Movie Review: Rise of the Planet of the Apes
Directed by: Rupert Wyatt
Starring: Andy Serkis and James Franco
2011, PG-13, 2 hrs.
Rise of the Planet of the Apes, directed by Rupert Wyatt, is by far one of the most entertaining films released this summer. The movie highlights a host of social issues, including how a profit driven corporation, which uses scientific research and testing chimpanzees for financial gain, actually goes terribly wrong.
In the movie, actor James Franco plays Will Rodman, a genetic researcher whose aim is to find a cure for Alzheimer's and help his father Charles (John Lithgow), who is afflicted with the disease.
Rodman begins to make headway on his formula by testing it on chimpanzees in a concealed laboratory. Through scientific tests, the apes seem to be reacting to the formula positively and even display hyper-intelligence and cognitive growth.
As Rodman is presenting the progress of the potential Alzheimer's cure to a board meeting, one of the apes breaks free and begins attacking everyone and everything in sight. The ape is finally put down. Later, it's revealed that the female ape was only trying to protect the baby she secretly gave birth to while detained.
However, the research is immediately shut down and all of the apes used in the tests are put down, except the unnoticed baby chimpanzee, which Rodman takes home and names Caeser. Caesar carries the gene treatment passed on from his mother and soon enough displays rapid brain development.
For several years, Rodman and Caesar live happily together along with Rodman's father. But Rodman is determined to continue his research after seeing how bad Alzheimer's is taking a toll on his father. He decides to test the formula on his father. The results are positive and Rodman's father seems to be cured. But years later the experiment backfires and the condition of Rodman's father deteriorates.
After an altercation Rodman's father has with an obnoxious neighbor, Caeser is ordered into a primate shelter with other apes, of which he has never had any contact with before.
Thus begins the interaction between Caesar and his new ape-mates, and at first the apes do not accept the newcomer. The apes of all kinds are mistreated by their keepers, especially one guard who at one point hoses Caesar down with a high pressured water hose in his cell.
As time passes Rodman tries everything he can to bring Caesar back home, but the highly intelligent ape feels abandoned and alone.
Caesar manages to steal a pocketknife from one of the guards and resents how he and the other apes are being treated. He frees himself from his cage and befriends a silverback gorilla. The two become the supreme leaders of the bunch.
Soon, Caesar evolves into more than your average chimp. Caesar becomes the main organizer, agitator and revolt leader.
Caesar outsmarts his capturer's and eventually frees himself from the shelter and manages to steal some of Rodman's formula at his former caretakers home. He uses the gas-like formula to infect his new primate friends back at the shelter and heightens their intelligence.
Through planning and plotting the apes break free and incite a primate revolution as the band of apes take to the streets causing chaos and havoc.
Actor Andy Serkis under the wizardry technology of digital creation plays the computer animated Caesar.

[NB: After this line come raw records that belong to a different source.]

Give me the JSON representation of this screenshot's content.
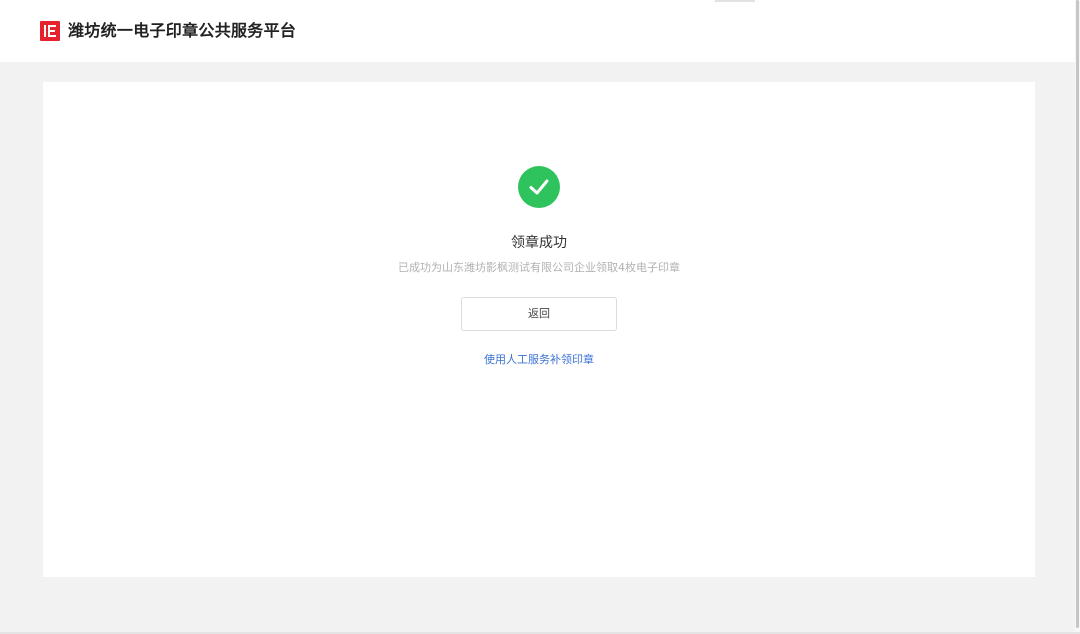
{
  "header": {
    "site_title": "潍坊统一电子印章公共服务平台",
    "logo_icon": "brand-logo-icon",
    "brand_color": "#e8222c"
  },
  "result": {
    "status": "success",
    "icon": "check-circle-icon",
    "icon_color": "#2fc35d",
    "title": "领章成功",
    "description": "已成功为山东潍坊影枫测试有限公司企业领取4枚电子印章"
  },
  "actions": {
    "back_label": "返回",
    "manual_service_link": "使用人工服务补领印章",
    "link_color": "#3b73d6"
  }
}
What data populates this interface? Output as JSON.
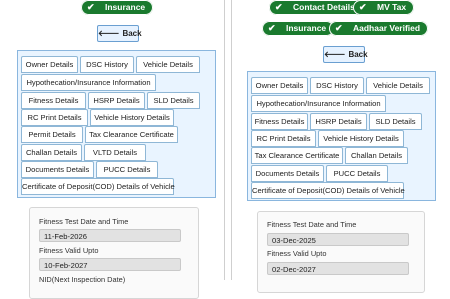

Serkis nails the performance.
Sources say Director Rupert Wyatt based Caesar's character off the international revolutionary Argentinean guerilla leader Ernesto Che Guevara, who helped lead Cuba's 1959 socialist revolution.
Viewers will sympathize with Caesar who becomes the film's hero along with his comrades, the silverback gorilla, an orangutan and dozens of other primates who fight for their freedom.
This film speaks about everything that's wrong when animals or even humans are mistreated and abused for capital gain at the expense of science over nature.
The connection between Rodman, his father and Caesar in the movie is touching.
But the powerful relationships that develop between Caesar and his fellow primates is deeply moving as they heroically fight for their independence.
The societal parallels explored throughout this film are striking. Although the movie is considered a prequel to the original 1968 Planet of the Apes, this version of all the films is exceptional and worth seeing on the big screen. Several questions are answered about how the apes came to conquer earth. Viewers also learn how millions of humans die due to Rodman's formula, which fatally infects one of the scientists during the testing and the contagion continues to spread from one body to the next.
Rise of the Apes also makes you think twice about how real-life scientists use apes and other animals for lab experiments. More importantly, the film is pure entertainment with great action scenes, dramatic suspense and visually stunning special effects.
The film makes you wonder how far humans have come. But it also asks how far we have to go. For example, humans and really all of the world's natural habitats continue to live with the deadly effects of global warming on the rise, not to mention man-made social ills like mass poverty, war and oppression. Maybe we could use a Caesar-like revolutionary to help us fight and change the world for the better. Go see this movie!
Photo: A close up of Caesar. Courtesy of the film's website.